In 1989 a physicist named Bob Lazar claimed that he worked at a secret base outside of Las Vegas, Nevada, where he had witnessed the reverse engineering of alien spacecraft and the testing of extremely advanced aircraft. The government officially denied the existence of the secret base, known as Area 51, but UFO investigators had long suspected that the installation, near Groom Dry Lake, was the site where a UFO that allegedly crashed near Roswell, New Mexico, in July 1947 was reverse-engineered to create such aircraft as the stealth bomber. For many years UFO buffs hid in the rugged terrain near the base and watched the night sky for the mysterious lights that they knew were engineered from an alien spacecraft.

The Groom Lake base, officially designated as the “Nellis Air Force Bombing and Gunnery Range” and located on the federally protected territory in Nye, Lincoln, and Clark Counties, covers an area equal to Rhode Island and Connecticut. It is in grid number 51 of the Nevada Test Site, thus, Area 51.

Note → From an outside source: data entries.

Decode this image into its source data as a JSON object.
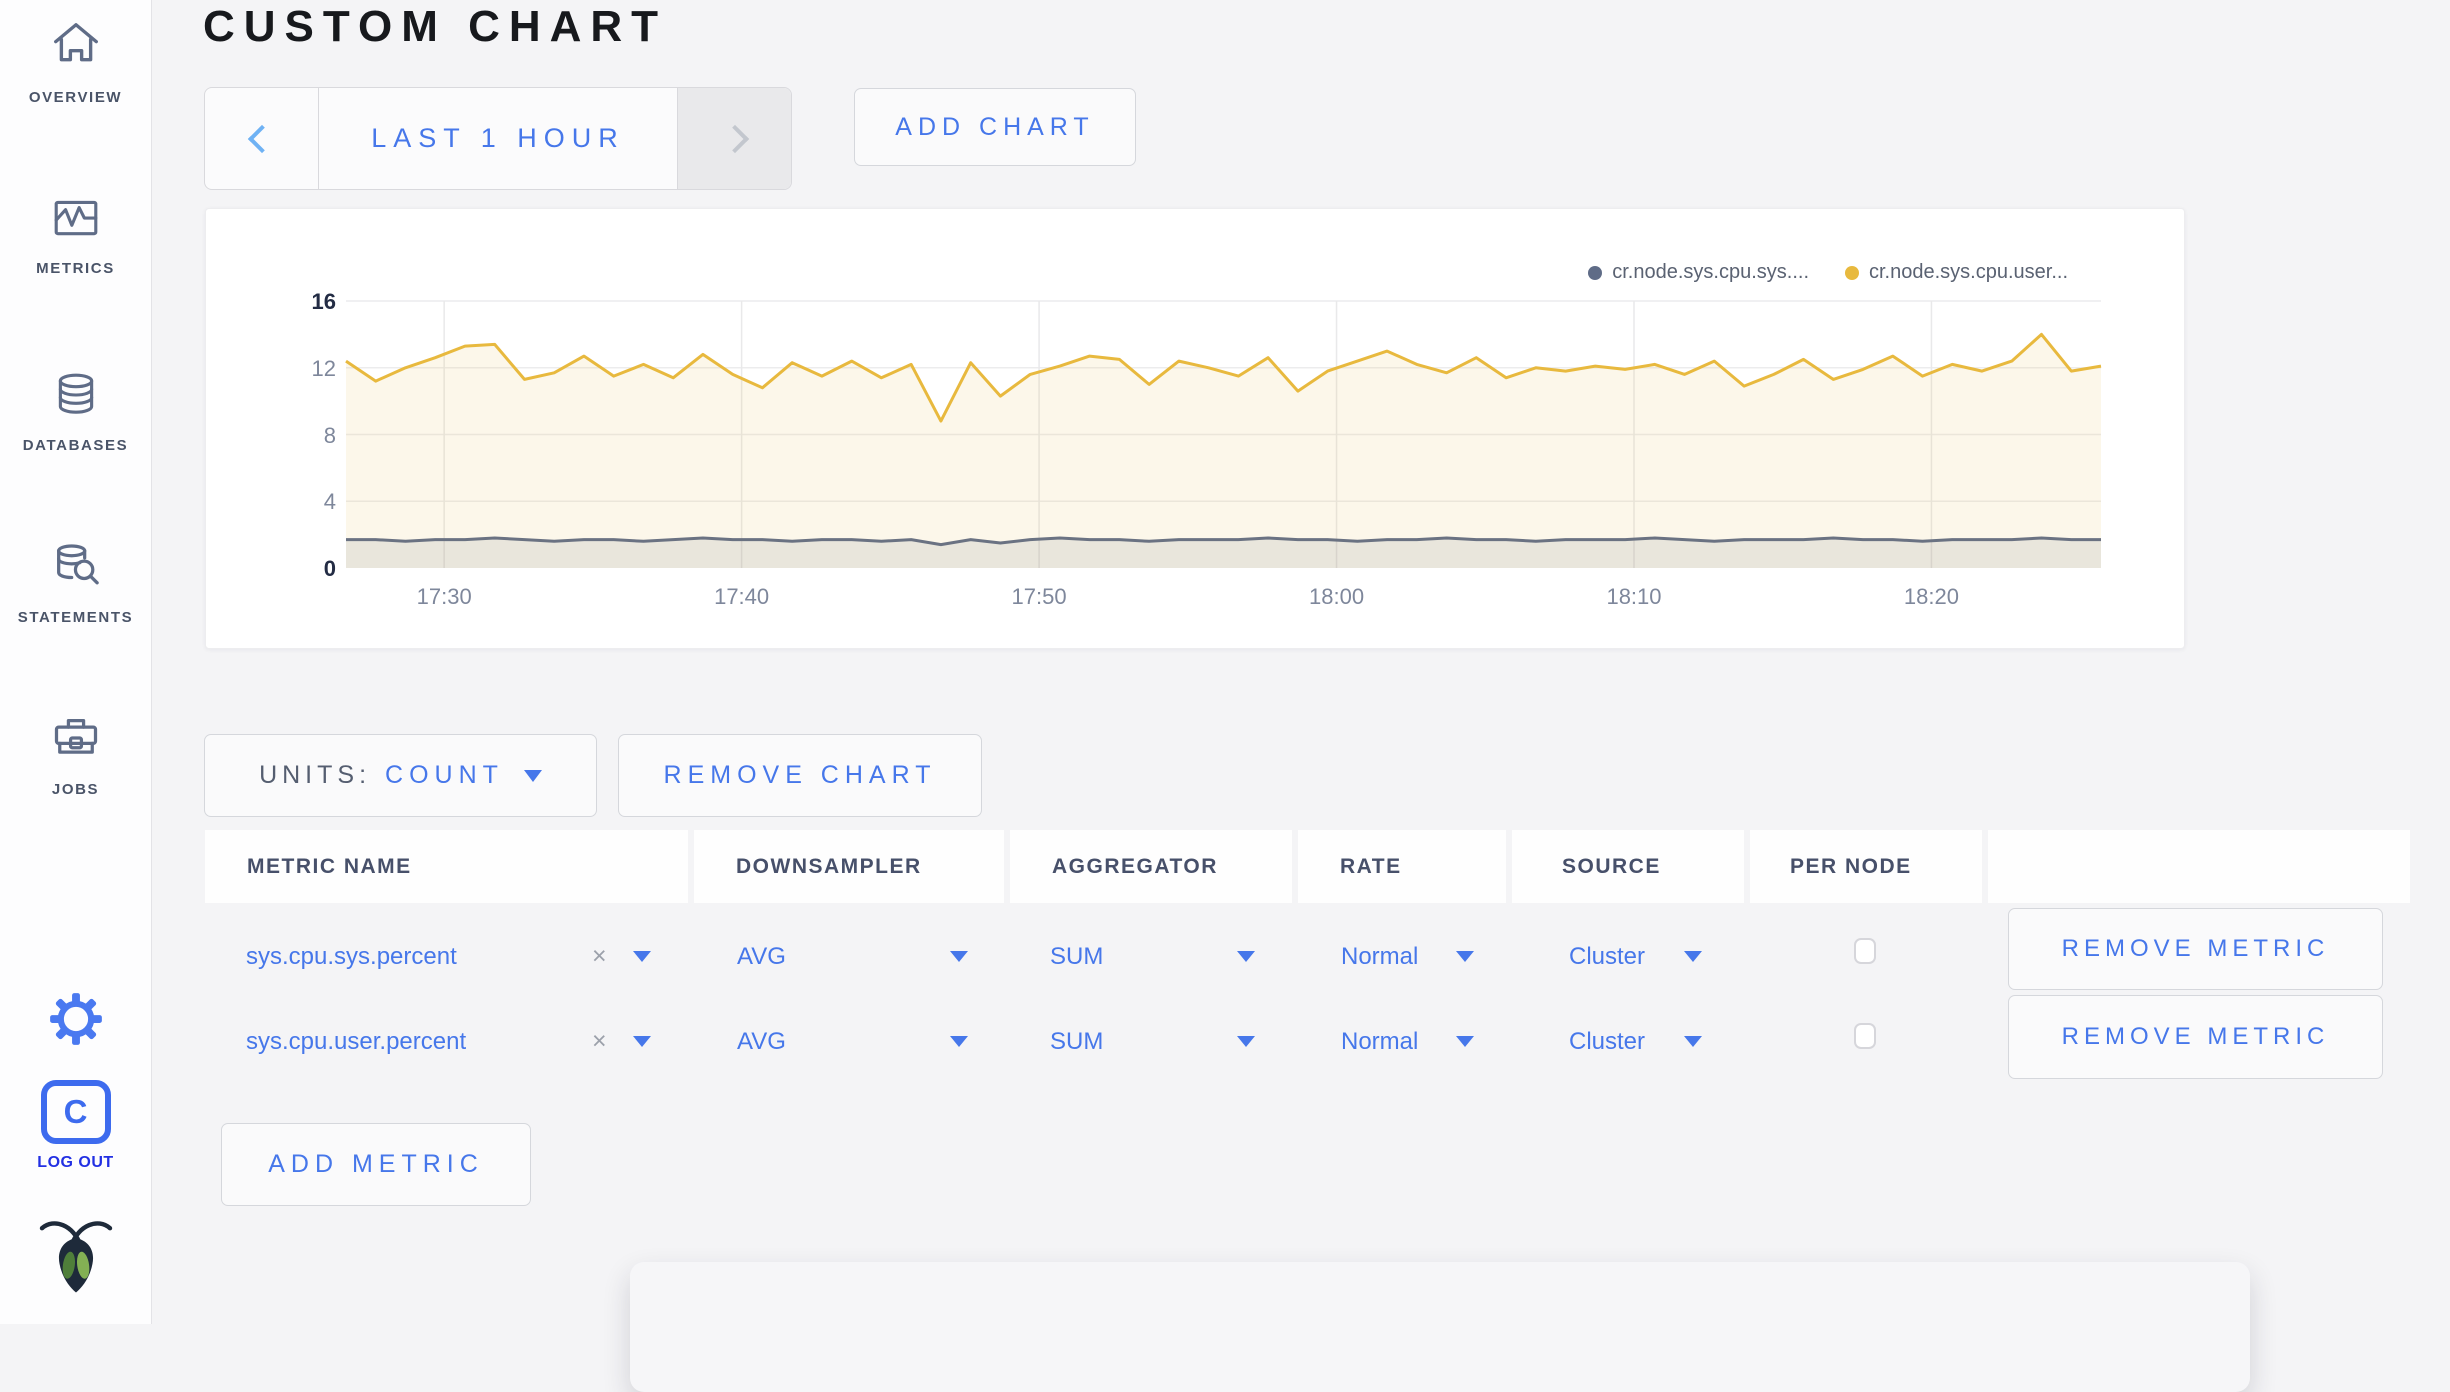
{
  "sidebar": {
    "items": [
      {
        "label": "OVERVIEW",
        "icon": "home-icon"
      },
      {
        "label": "METRICS",
        "icon": "metrics-icon"
      },
      {
        "label": "DATABASES",
        "icon": "database-icon"
      },
      {
        "label": "STATEMENTS",
        "icon": "statements-icon"
      },
      {
        "label": "JOBS",
        "icon": "jobs-icon"
      }
    ],
    "settings_icon": "gear-icon",
    "logout_label": "LOG OUT",
    "logo_icon": "cockroachdb-logo"
  },
  "header": {
    "title": "CUSTOM CHART"
  },
  "time_picker": {
    "label": "LAST 1 HOUR",
    "prev_icon": "chevron-left-icon",
    "next_icon": "chevron-right-icon",
    "next_disabled": true
  },
  "add_chart_label": "ADD CHART",
  "chart_data": {
    "type": "line",
    "title": "",
    "grid": true,
    "legend_position": "top-right",
    "x_axis": {
      "tick_labels": [
        "17:30",
        "17:40",
        "17:50",
        "18:00",
        "18:10",
        "18:20"
      ],
      "tick_minutes": [
        3.3,
        13.3,
        23.3,
        33.3,
        43.3,
        53.3
      ],
      "span_minutes": 59
    },
    "y_axis": {
      "ticks": [
        0,
        4,
        8,
        12,
        16
      ],
      "ylim": [
        0,
        16
      ]
    },
    "series": [
      {
        "name": "cr.node.sys.cpu.sys....",
        "color": "#6A7282",
        "dot_color": "#5F6C87",
        "values": [
          1.7,
          1.7,
          1.6,
          1.7,
          1.7,
          1.8,
          1.7,
          1.6,
          1.7,
          1.7,
          1.6,
          1.7,
          1.8,
          1.7,
          1.7,
          1.6,
          1.7,
          1.7,
          1.6,
          1.7,
          1.4,
          1.7,
          1.5,
          1.7,
          1.8,
          1.7,
          1.7,
          1.6,
          1.7,
          1.7,
          1.7,
          1.8,
          1.7,
          1.7,
          1.6,
          1.7,
          1.7,
          1.8,
          1.7,
          1.7,
          1.6,
          1.7,
          1.7,
          1.7,
          1.8,
          1.7,
          1.6,
          1.7,
          1.7,
          1.7,
          1.8,
          1.7,
          1.7,
          1.6,
          1.7,
          1.7,
          1.7,
          1.8,
          1.7,
          1.7
        ]
      },
      {
        "name": "cr.node.sys.cpu.user...",
        "color": "#E8B93E",
        "dot_color": "#E8B93E",
        "values": [
          12.4,
          11.2,
          12.0,
          12.6,
          13.3,
          13.4,
          11.3,
          11.7,
          12.7,
          11.5,
          12.2,
          11.4,
          12.8,
          11.6,
          10.8,
          12.3,
          11.5,
          12.4,
          11.4,
          12.2,
          8.8,
          12.3,
          10.3,
          11.6,
          12.1,
          12.7,
          12.5,
          11.0,
          12.4,
          12.0,
          11.5,
          12.6,
          10.6,
          11.8,
          12.4,
          13.0,
          12.2,
          11.7,
          12.6,
          11.4,
          12.0,
          11.8,
          12.1,
          11.9,
          12.2,
          11.6,
          12.4,
          10.9,
          11.6,
          12.5,
          11.3,
          11.9,
          12.7,
          11.5,
          12.2,
          11.8,
          12.4,
          14.0,
          11.8,
          12.1
        ]
      }
    ]
  },
  "units_bar": {
    "units_label": "UNITS:",
    "units_value": "COUNT",
    "remove_chart_label": "REMOVE CHART"
  },
  "metrics_table": {
    "headers": [
      "METRIC NAME",
      "DOWNSAMPLER",
      "AGGREGATOR",
      "RATE",
      "SOURCE",
      "PER NODE"
    ],
    "rows": [
      {
        "metric_name": "sys.cpu.sys.percent",
        "clear_icon": "×",
        "downsampler": "AVG",
        "aggregator": "SUM",
        "rate": "Normal",
        "source": "Cluster",
        "per_node_checked": false,
        "remove_label": "REMOVE METRIC"
      },
      {
        "metric_name": "sys.cpu.user.percent",
        "clear_icon": "×",
        "downsampler": "AVG",
        "aggregator": "SUM",
        "rate": "Normal",
        "source": "Cluster",
        "per_node_checked": false,
        "remove_label": "REMOVE METRIC"
      }
    ]
  },
  "add_metric_label": "ADD METRIC",
  "colors": {
    "accent_blue": "#4677EA",
    "light_blue_chevron": "#6FB2F4",
    "disabled_chevron": "#C3C7CE",
    "series_yellow": "#E8B93E",
    "series_gray": "#6A7282",
    "logout_blue": "#2230E3",
    "sidebar_icon": "#5F6C87",
    "page_bg": "#F4F4F6"
  }
}
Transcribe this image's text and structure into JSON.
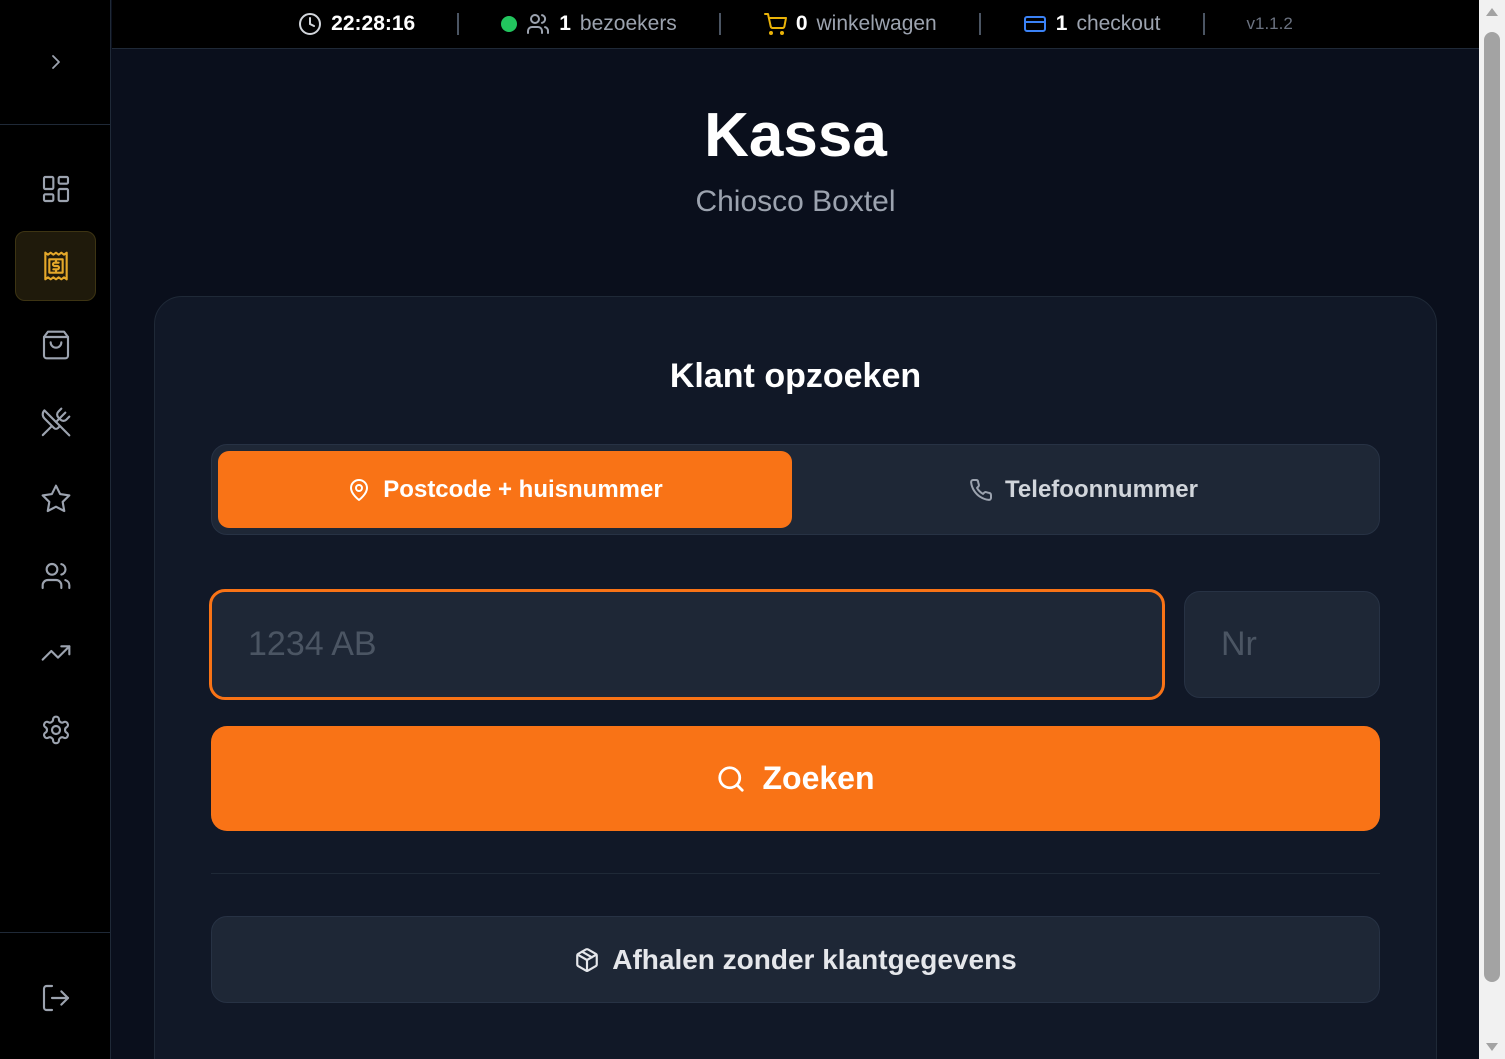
{
  "topbar": {
    "time": "22:28:16",
    "visitors_count": "1",
    "visitors_label": "bezoekers",
    "cart_count": "0",
    "cart_label": "winkelwagen",
    "checkout_count": "1",
    "checkout_label": "checkout",
    "version": "v1.1.2"
  },
  "sidebar": {
    "items": [
      {
        "icon": "dashboard-grid-icon"
      },
      {
        "icon": "cash-register-icon",
        "active": true
      },
      {
        "icon": "shopping-bag-icon"
      },
      {
        "icon": "utensils-crossed-icon"
      },
      {
        "icon": "star-icon"
      },
      {
        "icon": "users-icon"
      },
      {
        "icon": "trending-up-icon"
      },
      {
        "icon": "gear-icon"
      }
    ],
    "logout_icon": "logout-icon"
  },
  "page": {
    "title": "Kassa",
    "subtitle": "Chiosco Boxtel"
  },
  "lookup": {
    "title": "Klant opzoeken",
    "tabs": [
      {
        "label": "Postcode + huisnummer",
        "icon": "map-pin-icon",
        "active": true
      },
      {
        "label": "Telefoonnummer",
        "icon": "phone-icon",
        "active": false
      }
    ],
    "postcode_placeholder": "1234 AB",
    "postcode_value": "",
    "housenumber_placeholder": "Nr",
    "housenumber_value": "",
    "search_label": "Zoeken",
    "pickup_label": "Afhalen zonder klantgegevens"
  },
  "colors": {
    "accent": "#f97316",
    "active_nav": "#e4a82a",
    "online": "#22c55e",
    "cart": "#eab308",
    "checkout": "#3b82f6"
  }
}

The base has not really been secret since the March 1993 issue of Popular Science brought the reconnaissance aircraft Aurora out of the black and revealed that the Mach-6 spy plane was developed at the closely guarded air force facility at Groom Lake. Built in 1954 as a place to test the secret U-2 spy plane that flew reconnaissance missions over the Soviet Union, the base was later redesigned to accommodate the A-12 and SR-71 manned spy aircraft and the D-21 spy drone.

In his controversial book The Day after Roswell, Col. Philip J. Corso (U.S. Army, retired) claims that he was given “personal stewardship” of various extraterrestrial artifacts recovered from the crashed Roswell spacecraft of 1947. Corso states that he distributed the objects of alien technology to select government contractors and that despite official denials, the U.S. government has employed large numbers of scientists in secretly and ambitiously achieving reverse engineering from advanced alien technology. Among the results are fiber optics, light amplification devices, Kevlar (lightweight, heavily resistant material used in, among other things, body armor), and a large number of advances in laser weaponry.

Corso was on Gen. Douglas MacArthur’s intelligence staff following the Korean War, and he was later assigned to President Dwight Eisenhower’s Security Council, then to the Army Research and Development Department’s Foreign Technology Desk at the Pentagon. According to Corso, when he moved into the Foreign Technology Division, he was given a file cabinet of artifacts from the Roswell crash and instructed to begin working on a plan of action and recommendations for their use. His superiors were enthusiastic about the artifacts’ possible utility in building spaceships that would be impervious to radiation, cosmic activity, or gunfire.

One of Corso’s first file-cabinet discoveries was a paper-thin piece of metal about the size of a postcard. Somehow the metal’s atoms were aligned in such a way that government scientists all failed to back-engineer it. Next, according to Corso, the scientists moved on to an integrated circuit, the size of a microchip, that gave rise to the transistor.

In a government program called “Applied Engineering,” Corso and his staff would find people in industry who were working in a particular area of scientific research and would then supplement these research-and-development efforts by introducing some of the alien technology. In some instances, the government agency would even fund the work.

Although Corso’s claims remain controversial, they continue to keep alive the accusations that the government has hidden the truth about the alleged alien crash at Roswell from the public.